Type: Blended Irish Whiskey
Ageing casks: Ex-Bourbon, ex-Sherry PX, ex-Poitin
Added colouring: No
Owner: Micil Distillery
Average price: € 50.00
Official website: micildistillery.com
The history of this Irish distillery has its roots in the mid-nineteenth century, when Micil Mac Chearra was illegally distilling poitin (an unaged pot still) on a hill in Connemara, with the family maintaining the art of (lawful) distillation on Galway Bay over the years.
We come to his great-great-great grandson, Pádraic Ó Griallais, who in 2016 established a distillery in his honour, the first in over a century in Galway, producing poitin, gin and, from 2020, whiskey.
While waiting for the latter to be bottled, as is traditional in Ireland, at the end of 2021 the distillery has released two bottlings made from third-party whiskey, finished in proprietary casks: Micil Earls Island, a single pot still, and this Micil Inverin Small Batch.
The distillery makes no secret of the production process of this blended whiskey, which is very particular in its pursuit of flavours and aromas.
Starting with whiskies produced by Great Northern Distillery, an initial blend was created consisting of 20% virgin grain, 45% ex-Bourbon grain, 20% triple distilled peated malt, 10% double distilled malt and 5% triple distilled pot still.
The blend was matured in two types of casks, ex-Pedro Ximénex and ex-Bourbon re-charred, but after several tastings from the casks it was decided to add a double-distilled malt from 2017, matured in ex-Bourbon casks with finishing in ex-PX also from GND: do you have a headache? It’s not over yet!
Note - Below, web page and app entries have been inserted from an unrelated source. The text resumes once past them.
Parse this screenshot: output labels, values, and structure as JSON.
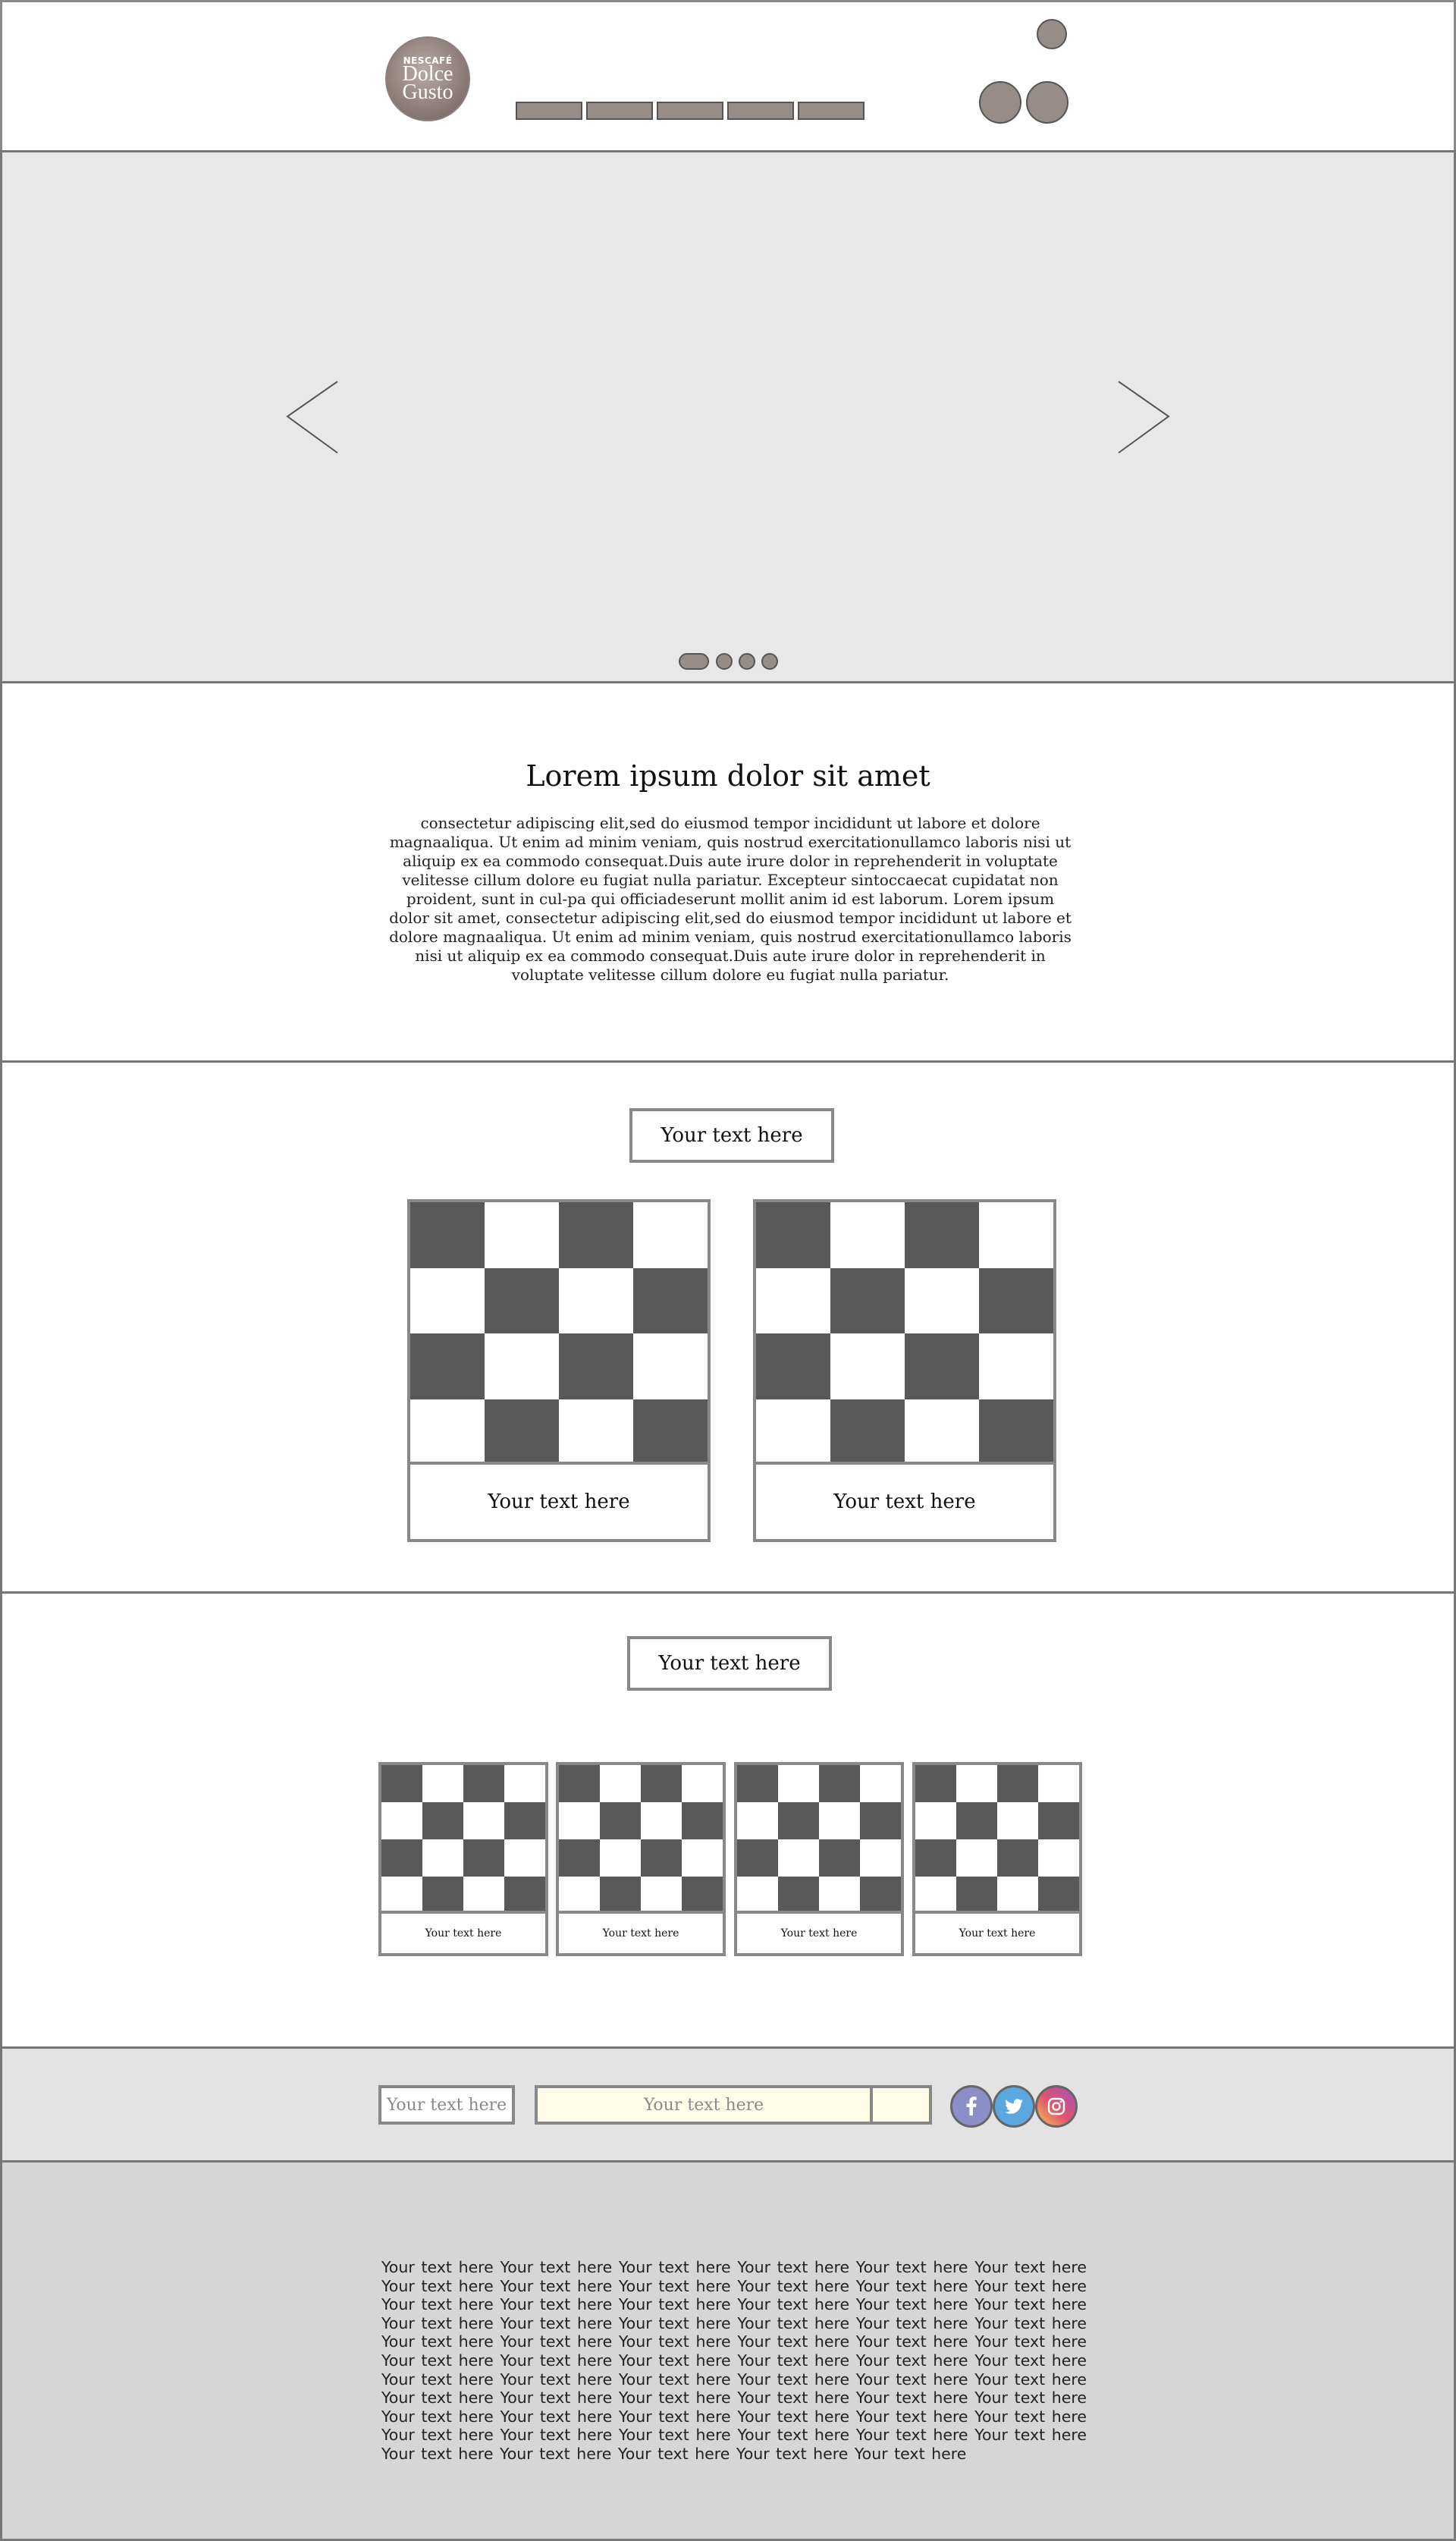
{
  "header": {
    "logo_brand": "NESCAFÉ",
    "logo_name": "Dolce Gusto",
    "nav_items": [
      "",
      "",
      "",
      "",
      ""
    ],
    "icons": [
      "account-icon",
      "search-icon",
      "cart-icon"
    ]
  },
  "hero": {
    "prev_icon": "chevron-left-icon",
    "next_icon": "chevron-right-icon",
    "slides_count": 4,
    "active_slide": 1
  },
  "intro": {
    "title": "Lorem ipsum dolor sit amet",
    "body": "consectetur adipiscing elit,sed do eiusmod tempor incididunt ut labore et dolore magnaaliqua. Ut enim ad minim veniam, quis nostrud exercitationullamco laboris nisi ut aliquip ex ea commodo consequat.Duis aute irure dolor in reprehenderit in voluptate velitesse cillum dolore eu fugiat nulla pariatur. Excepteur sintoccaecat cupidatat non proident, sunt in cul-pa qui officiadeserunt mollit anim id est laborum. Lorem ipsum dolor sit amet, consectetur adipiscing elit,sed do eiusmod tempor incididunt ut labore et dolore magnaaliqua. Ut enim ad minim veniam, quis nostrud exercitationullamco laboris nisi ut aliquip ex ea commodo consequat.Duis aute irure dolor in reprehenderit in voluptate velitesse cillum dolore eu fugiat nulla pariatur."
  },
  "featured": {
    "heading": "Your text here",
    "cards": [
      {
        "label": "Your text here"
      },
      {
        "label": "Your text here"
      }
    ]
  },
  "products": {
    "heading": "Your text here",
    "cards": [
      {
        "label": "Your text here"
      },
      {
        "label": "Your text here"
      },
      {
        "label": "Your text here"
      },
      {
        "label": "Your text here"
      }
    ]
  },
  "newsletter": {
    "label": "Your text here",
    "email_placeholder": "Your text here",
    "submit_label": "",
    "social": [
      "facebook-icon",
      "twitter-icon",
      "instagram-icon"
    ]
  },
  "footer": {
    "text": "Your text here Your text here Your text here Your text here Your text here Your text here Your text here Your text here Your text here Your text here Your text here Your text here Your text here Your text here Your text here Your text here Your text here Your text here Your text here Your text here Your text here Your text here Your text here Your text here Your text here Your text here Your text here Your text here Your text here Your text here Your text here Your text here Your text here Your text here Your text here Your text here Your text here Your text here Your text here Your text here Your text here Your text here Your text here Your text here Your text here Your text here Your text here Your text here Your text here Your text here Your text here Your text here Your text here Your text here Your text here Your text here Your text here Your text here Your text here Your text here Your text here Your text here Your text here Your text here Your text here"
  },
  "colors": {
    "header_bg": "#ffffff",
    "hero_bg": "#e8e8e8",
    "newsletter_bg": "#e3e3e3",
    "footer_bg": "#d6d6d6",
    "placeholder_fill": "#968d89",
    "checker_dark": "#595959",
    "facebook": "#8c8fc7",
    "twitter": "#5ba8e0"
  }
}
Before joining it to the blend, the latter component was matured for nine months in ex-Poitin peated casks from Micil, which in turn had matured for six weeks in virgin Spanish chestnut casks.
The final blended, lowered to 46% proof, is therefore ultimately composed of 47.5% blend aged in ex-Bourbon first fill casks, 47.5% blend aged in ex-PX casks and 5% of the last malt addition in ex-Bourbon, ex-Poitin and ex-PX.
Madness? Perhaps, depending on the end result.
It’s the peat that emerges first on the nose, a mixture of burnt wood and grilled herbs dominated by juniper and thyme. And we are right on a barbecue, on the side of Angus fillet rather than pork ribs, on a bed of dried pineapple and orange slices, liquorice root, Worcester sauce and caramel. There’s also room for toasted cereal. Peculiar.
The darker components of liquorice, tamarind and blackberry grow on the palate, with apple chips, caramel, malt biscuits and coffee accompanying, all sprinkled with chilli and paprika. Cloves and herbs hold sway in the background, along with grass burnt on a bramble bonfire.
Quite long finish of liquorice, apple, dried citrus, unlit barbecue, herbs.
The final result is truly excellent. It’s difficult to say which of the meticulously chosen components most influenced the blended product, but the fact is that in the glass you have a unique and rich product, at a bargain price, that demonstrates a care and love for the distillate that is truly rare.